They get paid a (relatively) fixed fee to operate that Czech truck tolling system (they only get a fraction of the revenues from the roads). It’s standard for a national operatorship like this one – and Poland and Austria – for the winner to get something like a three year contract initially plus a few multi-year rollovers. It’s technically difficult for someone else to come in and operate the Kapsch system. The Czech Governement had the opportunity to put this back out to tender in 2016, but they would have needed to get the ball rolling a few years ago and didn’t. That explains the recent three-year rollover. We’re pretty sure the country will tender for a brand new system to be delivered by 2019, in fact we suspect they’ll be obliged to under EU rules. And we doubt Kapsch will win it (this existing contract has been a bit of a political hot potato). We’re not counting on any value in that contract from 2019 on.
Another tangential comment by me: it’s important to understand the difference between machine complexity and human complexity. Go is a game that has been hard for computers to match top human players because the large board combined with concepts like “space” and “encirclement” are easy for humans to intuit, whilst requiring a high level of programming sophistication combined with hardware brute-force for a computer to “understand”.
A world with seven billion players is indeed far too complex for any modern computer to have any hope of “understanding”, but the patterns and predictability of such a massive number of moving parts makes understanding their collective behaviour relatively easy for a smart, experienced, detached, independent, erudite human participant.
The reason that people are usually so awful at beating the market is that so few of us can lay claim to those five adjectives.
The carbon vs. silicon contest is essentially one of efficiency vs brute force.
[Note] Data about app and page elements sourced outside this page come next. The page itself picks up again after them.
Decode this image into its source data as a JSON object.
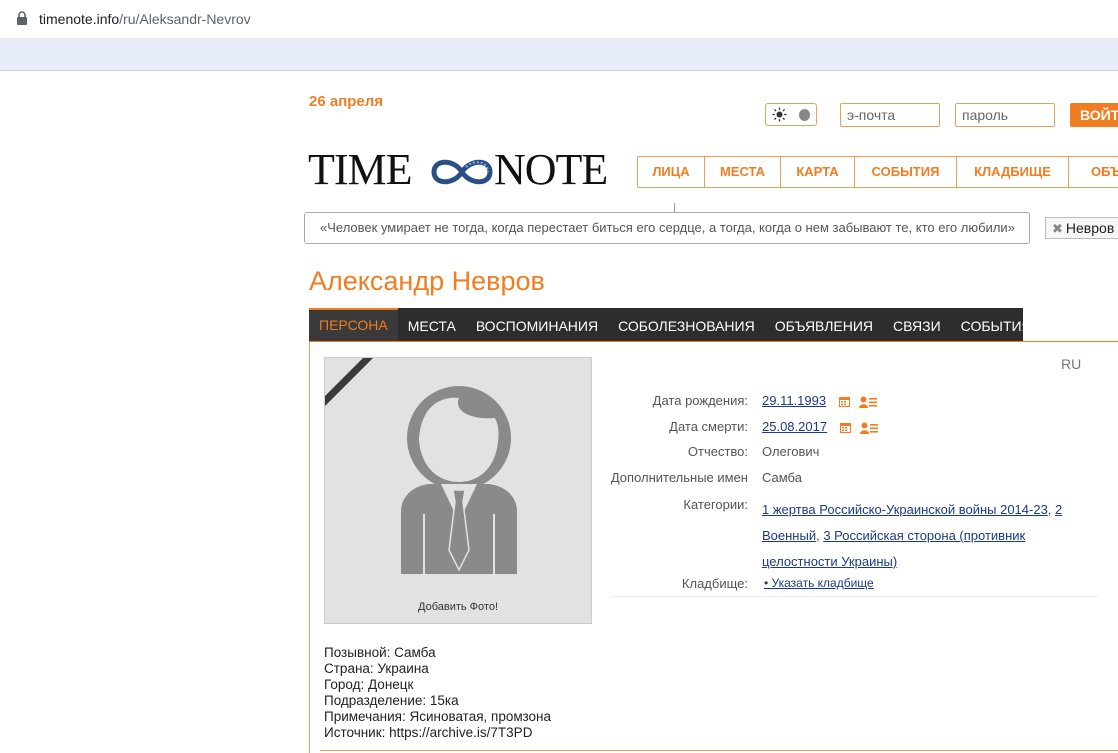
{
  "browser": {
    "url_host": "timenote.info",
    "url_path": "/ru/Aleksandr-Nevrov"
  },
  "header": {
    "date": "26 апреля",
    "email_placeholder": "э-почта",
    "password_placeholder": "пароль",
    "login_label": "ВОЙТИ",
    "logo_left": "TIME",
    "logo_right": "NOTE"
  },
  "main_nav": {
    "items": [
      {
        "label": "ЛИЦА"
      },
      {
        "label": "МЕСТА"
      },
      {
        "label": "КАРТА"
      },
      {
        "label": "СОБЫТИЯ"
      },
      {
        "label": "КЛАДБИЩЕ"
      },
      {
        "label": "ОБЪЯВЛЕНИЯ"
      }
    ]
  },
  "quote": "«Человек умирает не тогда, когда перестает биться его сердце, а тогда, когда о нем забывают те, кто его любили»",
  "search_chip": "Невров",
  "person": {
    "name": "Александр Невров",
    "tabs": [
      {
        "label": "ПЕРСОНА",
        "active": true
      },
      {
        "label": "МЕСТА"
      },
      {
        "label": "ВОСПОМИНАНИЯ"
      },
      {
        "label": "СОБОЛЕЗНОВАНИЯ"
      },
      {
        "label": "ОБЪЯВЛЕНИЯ"
      },
      {
        "label": "СВЯЗИ"
      },
      {
        "label": "СОБЫТИЯ"
      }
    ],
    "lang": "RU",
    "add_photo": "Добавить Фото!",
    "info": {
      "birth_label": "Дата рождения:",
      "birth_value": "29.11.1993",
      "death_label": "Дата смерти:",
      "death_value": "25.08.2017",
      "patronymic_label": "Отчество:",
      "patronymic_value": "Олегович",
      "extra_names_label": "Дополнительные имен",
      "extra_names_value": "Самба",
      "categories_label": "Категории:",
      "categories": [
        "1 жертва Российско-Украинской войны 2014-23",
        "2 Военный",
        "3 Российская сторона (противник целостности Украины)"
      ],
      "cemetery_label": "Кладбище:",
      "cemetery_value": "• Указать кладбище"
    },
    "bio": [
      "Позывной: Самба",
      "Страна: Украина",
      "Город: Донецк",
      "Подразделение: 15ка",
      "Примечания: Ясиноватая, промзона",
      "Источник: https://archive.is/7T3PD"
    ]
  },
  "colors": {
    "accent": "#f07d22",
    "dark_tab_bar": "#2d2d2d",
    "link": "#1a3a8a"
  }
}
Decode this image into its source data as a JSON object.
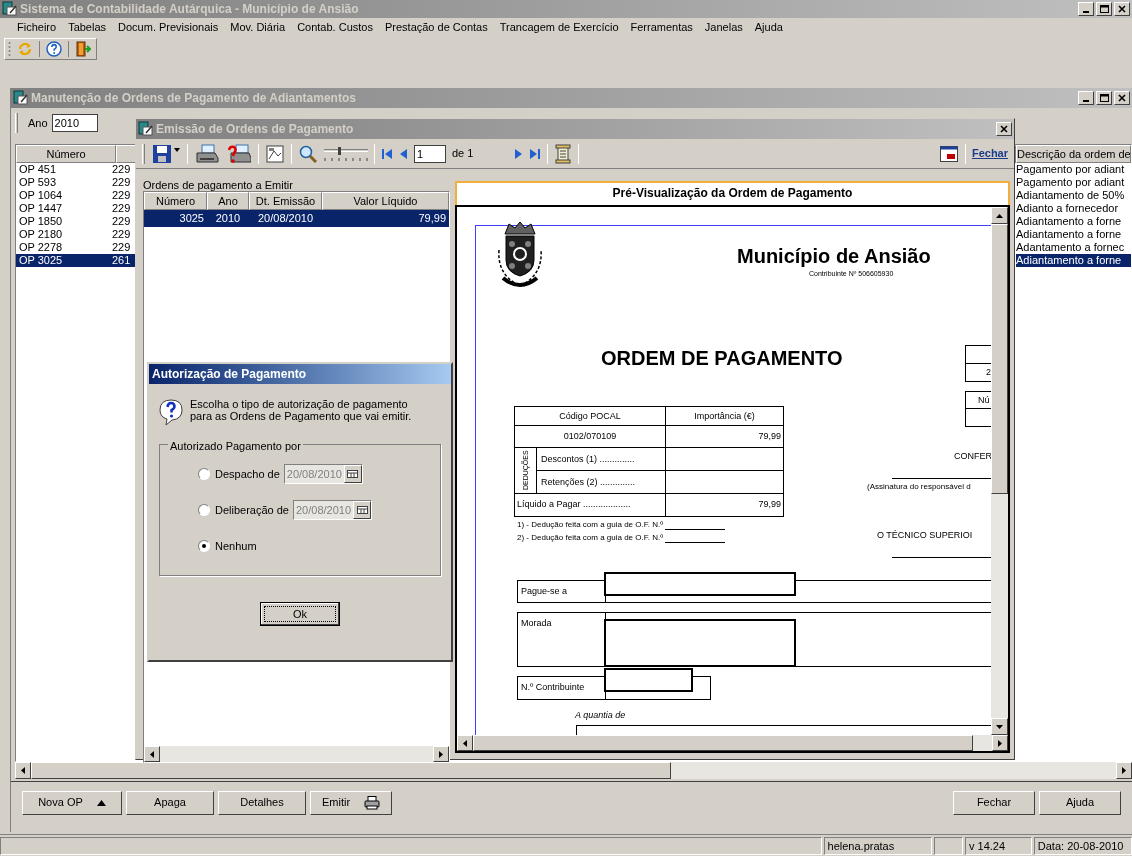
{
  "window": {
    "title": "Sistema de Contabilidade Autárquica - Município de Ansião"
  },
  "menu": [
    "Ficheiro",
    "Tabelas",
    "Docum. Previsionais",
    "Mov. Diária",
    "Contab. Custos",
    "Prestação de Contas",
    "Trancagem de Exercício",
    "Ferramentas",
    "Janelas",
    "Ajuda"
  ],
  "child_window": {
    "title": "Manutenção de Ordens de Pagamento de Adiantamentos",
    "year_label": "Ano",
    "year": "2010",
    "list": {
      "columns": [
        "Número",
        "Descrição da ordem de"
      ],
      "rows": [
        {
          "number": "OP 451",
          "column_2": "229",
          "description": "Pagamento por adiant",
          "selected": false
        },
        {
          "number": "OP 593",
          "column_2": "229",
          "description": "Pagamento por adiant",
          "selected": false
        },
        {
          "number": "OP 1064",
          "column_2": "229",
          "description": "Adiantamento de 50%",
          "selected": false
        },
        {
          "number": "OP 1447",
          "column_2": "229",
          "description": "Adianto a fornecedor",
          "selected": false
        },
        {
          "number": "OP 1850",
          "column_2": "229",
          "description": "Adiantamento a forne",
          "selected": false
        },
        {
          "number": "OP 2180",
          "column_2": "229",
          "description": "Adiantamento a forne",
          "selected": false
        },
        {
          "number": "OP 2278",
          "column_2": "229",
          "description": "Adantamento a fornec",
          "selected": false
        },
        {
          "number": "OP 3025",
          "column_2": "261",
          "description": "Adiantamento a forne",
          "selected": true
        }
      ]
    },
    "buttons_left": [
      {
        "label": "Nova OP",
        "kind": "menu"
      },
      {
        "label": "Apaga"
      },
      {
        "label": "Detalhes"
      },
      {
        "label": "Emitir",
        "kind": "print"
      }
    ],
    "buttons_right": [
      {
        "label": "Fechar"
      },
      {
        "label": "Ajuda"
      }
    ]
  },
  "emission_window": {
    "title": "Emissão de Ordens de Pagamento",
    "zoom": {
      "level": 0.35
    },
    "page": "1",
    "page_count": "de 1",
    "close_link": "Fechar",
    "list_label": "Ordens de pagamento a Emitir",
    "table": {
      "columns": [
        "Número",
        "Ano",
        "Dt. Emissão",
        "Valor Líquido"
      ],
      "rows": [
        {
          "number": "3025",
          "year": "2010",
          "date": "20/08/2010",
          "value": "79,99",
          "selected": true
        }
      ]
    },
    "preview": {
      "header": "Pré-Visualização da Ordem de Pagamento",
      "document": {
        "entity": "Município de Ansião",
        "tax_id": "Contribuinte Nº 506605930",
        "heading": "ORDEM DE PAGAMENTO",
        "table": {
          "header": [
            "Código POCAL",
            "Importância (€)"
          ],
          "code": "0102/070109",
          "amount": "79,99",
          "deductions_label": "DEDUÇÕES",
          "deductions": [
            "Descontos (1) ..............",
            "Retenções (2) .............."
          ],
          "net_label": "Líquido a Pagar ...................",
          "net": "79,99"
        },
        "footnotes": [
          "1) - Dedução feita com a guia de O.F. N.º",
          "2) - Dedução feita com a guia de O.F. N.º"
        ],
        "side": {
          "box_1": "2",
          "box_2": "Nú",
          "conference": "CONFER",
          "signature_note": "(Assinatura do responsável d",
          "technician": "O TÉCNICO SUPERIOI"
        },
        "fields": [
          "Pague-se a",
          "Morada",
          "N.º Contribuinte"
        ],
        "amount_label": "A quantia de"
      }
    }
  },
  "dialog": {
    "title": "Autorização de Pagamento",
    "message": "Escolha o tipo de autorização de pagamento para as Ordens de Pagamento que vai emitir.",
    "group_label": "Autorizado Pagamento por",
    "options": [
      {
        "label": "Despacho de",
        "date": "20/08/2010",
        "selected": false
      },
      {
        "label": "Deliberação de",
        "date": "20/08/2010",
        "selected": false
      },
      {
        "label": "Nenhum",
        "selected": true
      }
    ],
    "ok": "Ok"
  },
  "status_bar": [
    "helena.pratas",
    "v 14.24",
    "Data: 20-08-2010"
  ]
}
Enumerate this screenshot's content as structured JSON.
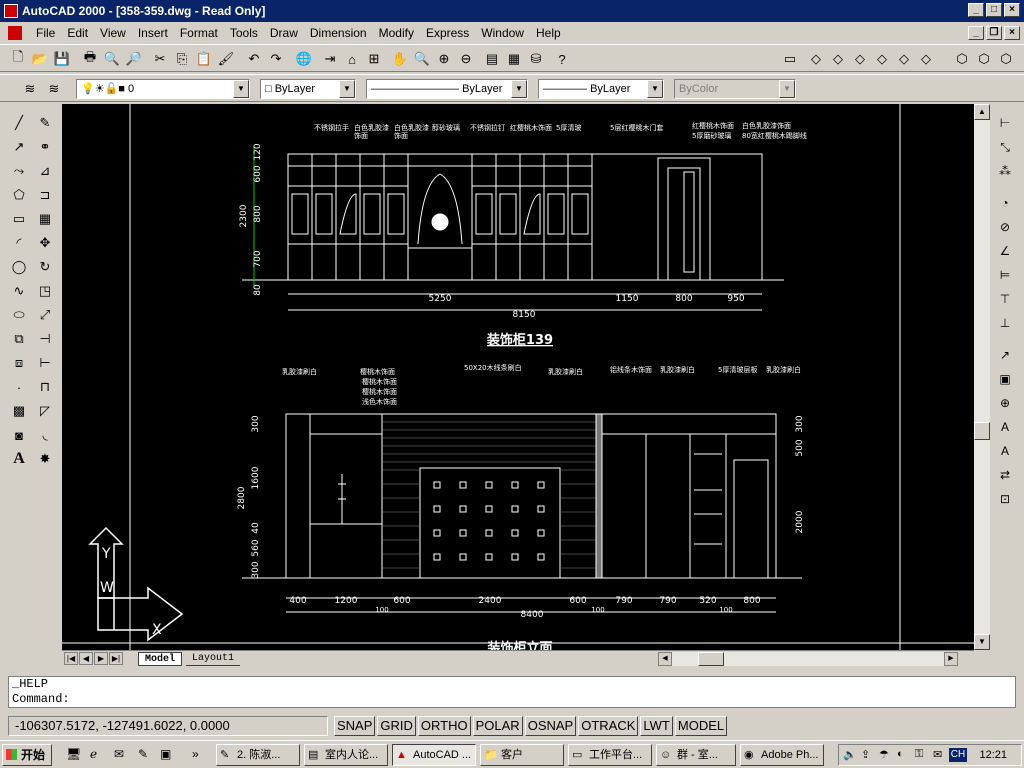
{
  "window": {
    "title": "AutoCAD 2000 - [358-359.dwg - Read Only]"
  },
  "menu": [
    "File",
    "Edit",
    "View",
    "Insert",
    "Format",
    "Tools",
    "Draw",
    "Dimension",
    "Modify",
    "Express",
    "Window",
    "Help"
  ],
  "properties": {
    "layer": "0",
    "color": "ByLayer",
    "linetype": "ByLayer",
    "lineweight": "ByLayer",
    "plotstyle": "ByColor"
  },
  "drawing": {
    "upper_title": "装饰柜139",
    "upper_labels": [
      "不锈钢拉手",
      "白色乳胶漆",
      "白色乳胶漆",
      "醇砂玻璃",
      "不锈钢拉钉",
      "红樱桃木饰面",
      "5厚清玻",
      "5层红樱桃木门套",
      "红樱桃木饰面",
      "白色乳胶漆饰面",
      "5厚磨砂玻璃",
      "80宽红樱桃木踢脚线",
      "饰面",
      "饰面"
    ],
    "upper_vdims": [
      "120",
      "600",
      "800",
      "700",
      "80"
    ],
    "upper_vtotal": "2300",
    "upper_hdims": [
      "5250",
      "1150",
      "800",
      "950"
    ],
    "upper_htotal": "8150",
    "lower_labels": [
      "乳胶漆刷白",
      "樱桃木饰面",
      "樱桃木饰面",
      "樱桃木饰面",
      "50X20木线条刷白",
      "乳胶漆刷白",
      "铝线条木饰面",
      "乳胶漆刷白",
      "5厚清玻层板",
      "乳胶漆刷白",
      "浅色木饰面"
    ],
    "lower_vdims": [
      "300",
      "1600",
      "40",
      "560",
      "300"
    ],
    "lower_vtotal": "2800",
    "lower_vdims_right": [
      "300",
      "500",
      "2000"
    ],
    "lower_hdims": [
      "400",
      "1200",
      "600",
      "2400",
      "600",
      "790",
      "790",
      "520",
      "800"
    ],
    "lower_subdims": [
      "100",
      "100",
      "100"
    ],
    "lower_htotal": "8400",
    "lower_title": "装饰柜立面",
    "ucs_y": "Y",
    "ucs_w": "W",
    "ucs_x": "X"
  },
  "tabs": {
    "model": "Model",
    "layout": "Layout1"
  },
  "command": {
    "line1": "_HELP",
    "line2": "Command:"
  },
  "status": {
    "coords": "-106307.5172, -127491.6022, 0.0000",
    "buttons": [
      "SNAP",
      "GRID",
      "ORTHO",
      "POLAR",
      "OSNAP",
      "OTRACK",
      "LWT",
      "MODEL"
    ]
  },
  "taskbar": {
    "start": "开始",
    "tasks": [
      "2. 陈淑...",
      "室内人论...",
      "AutoCAD ...",
      "客户",
      "工作平台...",
      "群 - 室...",
      "Adobe Ph..."
    ],
    "tray_lang": "CH",
    "clock": "12:21"
  }
}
Top chess grandmasters can evaluate no more than 10-15 positions per second, whereas computers normally evaluate around 300 million positions per second. Nevertheless, in most positions there is no appreciable difference in the quality of moves chosen.
In markets, where the enormous number of moving parts quickly overwhelm even the best computers’ brute force calculation “skills”, the efficiency of thought vs code will come through.
I’m not familiar with Go, but I suspect comparisons between games like Chess and markets, are seriously flawed. Chess may be complex, but it is calculable. Markets are complex, adaptive systems, so they are not predictable with any certainty (they are not calculable, in a mechanistic, or Newtonian, sense).
This is where the human ability to make judgements (or as you say, to intuit) comes in. I suspect the advantage of judgement, is that it can simplify the complex, but especially that it can provide answers to the unknowable. If our judgements involve many moving parts, and thus deal with high levels of complexity, then we are perhaps losing the key advantage that intuition may of offer.
The question is, will computers ever be able to intuit?
Contrary to popular belief, chess is not just about calculation. Computers started passing the Turing Test (https://en.wikipedia.org/wiki/Turing_test) in chess in 1997 when Garry Kasparov accused IBM of cheating because he couldn’t believe that Deep Blue could make a very human looking positional pawn sacrifice.
Modern chess computers play such “intuitive” moves all the time these days.
Watching conversations between chatterbots is also a little unnerving because they do seem to exhibit rudimentary intuition.
Nevertheless, I don’t believe that current silicon chip architecture will ever allow true intuition in computers.
Future generations of chips are likely to sacrifice the unfailing accuracy that is currently associated with silicon thought for a massive increase in processing power. When this happens, I think that Moore’s law will get blown away, and we will start to see the first signs of true sentience in machines.